From the entries that follow, report every line in which "icon" occurs.

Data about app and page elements
——
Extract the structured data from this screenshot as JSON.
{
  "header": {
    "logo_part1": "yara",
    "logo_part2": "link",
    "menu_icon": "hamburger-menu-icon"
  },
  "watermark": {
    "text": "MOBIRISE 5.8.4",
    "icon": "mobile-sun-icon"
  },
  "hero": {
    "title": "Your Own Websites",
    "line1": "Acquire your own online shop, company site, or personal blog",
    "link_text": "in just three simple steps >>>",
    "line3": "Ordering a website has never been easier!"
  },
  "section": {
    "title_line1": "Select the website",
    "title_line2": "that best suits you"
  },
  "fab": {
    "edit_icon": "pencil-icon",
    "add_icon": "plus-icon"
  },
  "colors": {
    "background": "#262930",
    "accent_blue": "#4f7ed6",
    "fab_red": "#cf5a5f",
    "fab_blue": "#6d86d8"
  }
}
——
#### Solution
    "menu_icon": "hamburger-menu-icon"
    "icon": "mobile-sun-icon"
    "edit_icon": "pencil-icon",
    "add_icon": "plus-icon"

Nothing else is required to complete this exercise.